*** Opening Records ***

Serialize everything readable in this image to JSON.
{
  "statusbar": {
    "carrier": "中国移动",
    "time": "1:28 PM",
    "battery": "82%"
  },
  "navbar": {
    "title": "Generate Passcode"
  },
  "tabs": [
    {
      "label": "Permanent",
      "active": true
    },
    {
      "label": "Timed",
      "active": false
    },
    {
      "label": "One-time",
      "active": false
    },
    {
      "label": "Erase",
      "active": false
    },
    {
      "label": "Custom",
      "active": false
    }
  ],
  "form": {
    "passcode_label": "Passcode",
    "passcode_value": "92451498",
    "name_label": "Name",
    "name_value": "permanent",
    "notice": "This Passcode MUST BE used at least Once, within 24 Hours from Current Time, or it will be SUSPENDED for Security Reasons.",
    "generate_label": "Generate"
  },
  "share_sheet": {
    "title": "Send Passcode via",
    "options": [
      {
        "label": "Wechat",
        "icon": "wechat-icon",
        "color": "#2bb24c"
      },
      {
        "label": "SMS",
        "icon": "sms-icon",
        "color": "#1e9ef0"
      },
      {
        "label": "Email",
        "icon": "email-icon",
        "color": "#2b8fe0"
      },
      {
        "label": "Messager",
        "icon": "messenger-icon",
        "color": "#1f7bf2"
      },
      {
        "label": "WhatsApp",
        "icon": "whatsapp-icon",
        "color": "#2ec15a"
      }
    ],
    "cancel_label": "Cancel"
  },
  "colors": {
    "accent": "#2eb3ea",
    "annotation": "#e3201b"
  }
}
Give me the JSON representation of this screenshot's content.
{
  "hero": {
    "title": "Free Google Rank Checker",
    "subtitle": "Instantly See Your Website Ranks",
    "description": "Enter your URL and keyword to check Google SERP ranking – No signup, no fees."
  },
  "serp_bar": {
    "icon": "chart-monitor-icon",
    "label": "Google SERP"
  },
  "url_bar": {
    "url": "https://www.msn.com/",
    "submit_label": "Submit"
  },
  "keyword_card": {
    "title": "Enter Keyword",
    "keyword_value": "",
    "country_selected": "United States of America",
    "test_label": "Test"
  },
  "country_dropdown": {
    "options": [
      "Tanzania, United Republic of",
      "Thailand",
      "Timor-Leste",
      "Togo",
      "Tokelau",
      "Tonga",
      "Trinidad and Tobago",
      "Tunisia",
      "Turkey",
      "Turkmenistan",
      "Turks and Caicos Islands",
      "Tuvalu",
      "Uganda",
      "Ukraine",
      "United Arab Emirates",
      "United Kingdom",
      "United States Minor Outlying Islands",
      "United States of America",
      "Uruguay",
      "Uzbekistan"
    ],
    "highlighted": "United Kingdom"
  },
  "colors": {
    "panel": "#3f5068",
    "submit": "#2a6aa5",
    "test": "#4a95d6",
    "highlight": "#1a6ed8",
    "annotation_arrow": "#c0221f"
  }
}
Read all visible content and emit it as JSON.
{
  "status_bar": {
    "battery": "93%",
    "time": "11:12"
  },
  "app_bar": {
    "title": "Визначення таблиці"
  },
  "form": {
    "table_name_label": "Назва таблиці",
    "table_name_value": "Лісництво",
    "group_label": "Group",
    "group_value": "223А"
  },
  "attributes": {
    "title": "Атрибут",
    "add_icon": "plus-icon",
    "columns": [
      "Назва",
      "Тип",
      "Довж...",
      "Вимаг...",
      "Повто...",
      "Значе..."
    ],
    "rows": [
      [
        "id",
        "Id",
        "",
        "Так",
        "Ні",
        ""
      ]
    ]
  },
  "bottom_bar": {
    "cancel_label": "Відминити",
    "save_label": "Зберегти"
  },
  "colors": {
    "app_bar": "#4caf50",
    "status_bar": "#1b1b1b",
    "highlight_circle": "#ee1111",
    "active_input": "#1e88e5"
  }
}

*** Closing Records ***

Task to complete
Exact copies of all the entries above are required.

Your response
Serialize everything readable in this image to JSON.
{
  "statusbar": {
    "carrier": "中国移动",
    "time": "1:28 PM",
    "battery": "82%"
  },
  "navbar": {
    "title": "Generate Passcode"
  },
  "tabs": [
    {
      "label": "Permanent",
      "active": true
    },
    {
      "label": "Timed",
      "active": false
    },
    {
      "label": "One-time",
      "active": false
    },
    {
      "label": "Erase",
      "active": false
    },
    {
      "label": "Custom",
      "active": false
    }
  ],
  "form": {
    "passcode_label": "Passcode",
    "passcode_value": "92451498",
    "name_label": "Name",
    "name_value": "permanent",
    "notice": "This Passcode MUST BE used at least Once, within 24 Hours from Current Time, or it will be SUSPENDED for Security Reasons.",
    "generate_label": "Generate"
  },
  "share_sheet": {
    "title": "Send Passcode via",
    "options": [
      {
        "label": "Wechat",
        "icon": "wechat-icon",
        "color": "#2bb24c"
      },
      {
        "label": "SMS",
        "icon": "sms-icon",
        "color": "#1e9ef0"
      },
      {
        "label": "Email",
        "icon": "email-icon",
        "color": "#2b8fe0"
      },
      {
        "label": "Messager",
        "icon": "messenger-icon",
        "color": "#1f7bf2"
      },
      {
        "label": "WhatsApp",
        "icon": "whatsapp-icon",
        "color": "#2ec15a"
      }
    ],
    "cancel_label": "Cancel"
  },
  "colors": {
    "accent": "#2eb3ea",
    "annotation": "#e3201b"
  }
}
Give me the JSON representation of this screenshot's content.
{
  "hero": {
    "title": "Free Google Rank Checker",
    "subtitle": "Instantly See Your Website Ranks",
    "description": "Enter your URL and keyword to check Google SERP ranking – No signup, no fees."
  },
  "serp_bar": {
    "icon": "chart-monitor-icon",
    "label": "Google SERP"
  },
  "url_bar": {
    "url": "https://www.msn.com/",
    "submit_label": "Submit"
  },
  "keyword_card": {
    "title": "Enter Keyword",
    "keyword_value": "",
    "country_selected": "United States of America",
    "test_label": "Test"
  },
  "country_dropdown": {
    "options": [
      "Tanzania, United Republic of",
      "Thailand",
      "Timor-Leste",
      "Togo",
      "Tokelau",
      "Tonga",
      "Trinidad and Tobago",
      "Tunisia",
      "Turkey",
      "Turkmenistan",
      "Turks and Caicos Islands",
      "Tuvalu",
      "Uganda",
      "Ukraine",
      "United Arab Emirates",
      "United Kingdom",
      "United States Minor Outlying Islands",
      "United States of America",
      "Uruguay",
      "Uzbekistan"
    ],
    "highlighted": "United Kingdom"
  },
  "colors": {
    "panel": "#3f5068",
    "submit": "#2a6aa5",
    "test": "#4a95d6",
    "highlight": "#1a6ed8",
    "annotation_arrow": "#c0221f"
  }
}
Read all visible content and emit it as JSON.
{
  "status_bar": {
    "battery": "93%",
    "time": "11:12"
  },
  "app_bar": {
    "title": "Визначення таблиці"
  },
  "form": {
    "table_name_label": "Назва таблиці",
    "table_name_value": "Лісництво",
    "group_label": "Group",
    "group_value": "223А"
  },
  "attributes": {
    "title": "Атрибут",
    "add_icon": "plus-icon",
    "columns": [
      "Назва",
      "Тип",
      "Довж...",
      "Вимаг...",
      "Повто...",
      "Значе..."
    ],
    "rows": [
      [
        "id",
        "Id",
        "",
        "Так",
        "Ні",
        ""
      ]
    ]
  },
  "bottom_bar": {
    "cancel_label": "Відминити",
    "save_label": "Зберегти"
  },
  "colors": {
    "app_bar": "#4caf50",
    "status_bar": "#1b1b1b",
    "highlight_circle": "#ee1111",
    "active_input": "#1e88e5"
  }
}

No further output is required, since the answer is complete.